Emerging strong from the COVID-19 crisis 

Companies have already found ways to address their most critical risks with respect to the pandemic. Now would be time to focus on activities that will help them emerge from the COVID-19 crisis well-positioned to make a strong recovery.

We recently hosted a virtual panel discussion where senior executives of private equity firms weighed in on the ramifications of the pandemic and identified what companies — whether PE-backed or not — can do now to enhance their liquidity and improve their chances for long-term success.   

Russ Spieler, managing director of Capital Partners, said prioritization is essential. “If you’re preparing your company to eventually be sold, if you were hoping to retire or hit that next milestone, you’re still going need to do those projects and get them done,” he explained. Companies can’t simply stop but they should prioritize what they do to get the most value quickly. “Making a list of ‘this project is going to happen first,’ ‘this one's going to happen second,’ is critical … as we begin the restart.”

Gabriel Mesanza, a partner at Huron Capital, added that companies should look at activities that might have been difficult to move forward in the past but that could be essential given the current situation. “We feel that there’s this get-out-of-jail-free card as it relates to 2020 and the activities that we’re going to have to take both from a profitability perspective … and in terms of restructuring our businesses in ways that may have been too painful in the past,” he said. 

Mesanza gave transitioning to 100% virtual sales using Zoom as a platform as one example. “It’s a significant restructuring of our business on the sales side and allows us to really leverage what we always wanted to do — which was grow the business into more locations.”

Regardless of what actions companies undertake to enhance their liquidity, Michael Fieldstone, co-founder and partner at Aterian Investment Partners highlighted the importance of maintaining open communications. “Remind people of what your company’s values are to your customers, or vendors, or community so they know that they're part of it — even if they’re furloughed,” he suggested.
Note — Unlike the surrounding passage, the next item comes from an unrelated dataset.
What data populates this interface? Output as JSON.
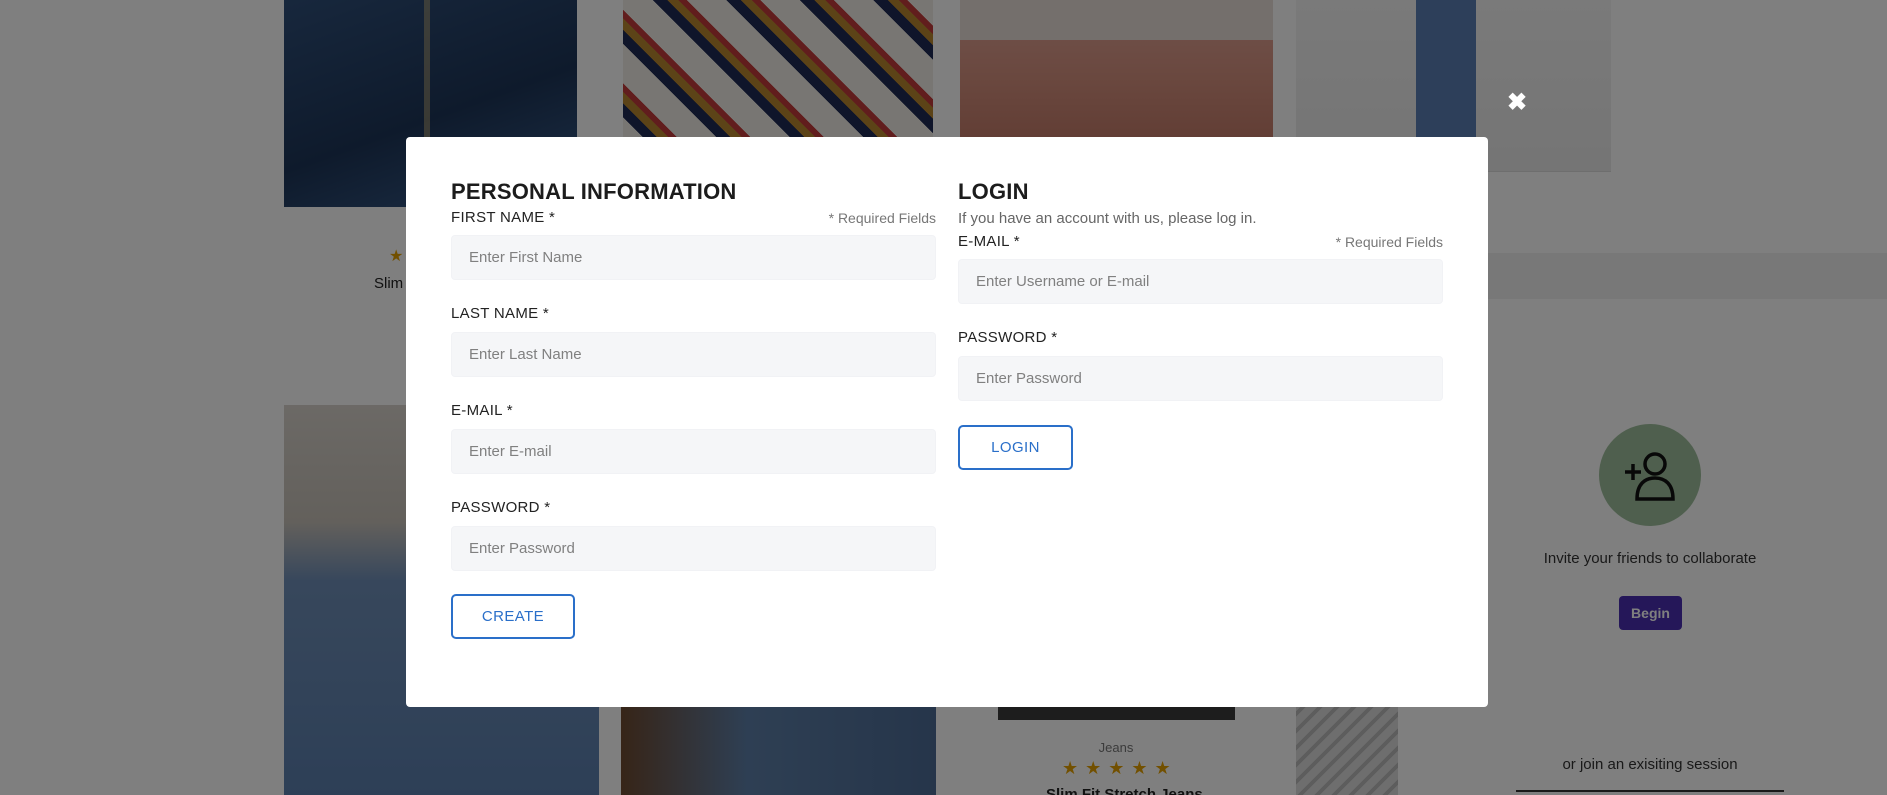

Fieldstone also stressed the need to keep positive throughout the crisis. “Try and be realistic, but stay positive. People feed off your energy as a private equity firm, as an owner, as a CEO.”

Keeping sight of the big picture

While COVID-19 is causing unprecedented challenges, it’s also creating opportunities for companies to consider the bigger picture. By improving liquidity management, companies can improve their cash position now while also enhancing their strategic positioning, improving the efficiency of their operations and employees, driving profit margin improvement, reducing operating risks, and taking advantage of opportunities to reassess their business model. These types of improvements will not only help a company survive a health crisis but thrive in the world beyond it. 

Is your company ready? Ask yourself these questions.

  • How will we position our organization to be a “stronger, better company” on the other side of this crisis?
  • How can we use this crisis to restructure and improve our business model?
  • What have we learned from COVID-19, and how can we use this information to improve what we do and how we do it? Have we made the changes we need to make in order to be opportunistic as the COVID-19 pandemic wanes?

Not sure how to answer these? We can help. Just give us a call.  

COVID-19: Adapt faster, emerge stronger.

ACCESS MORE INSIGHTS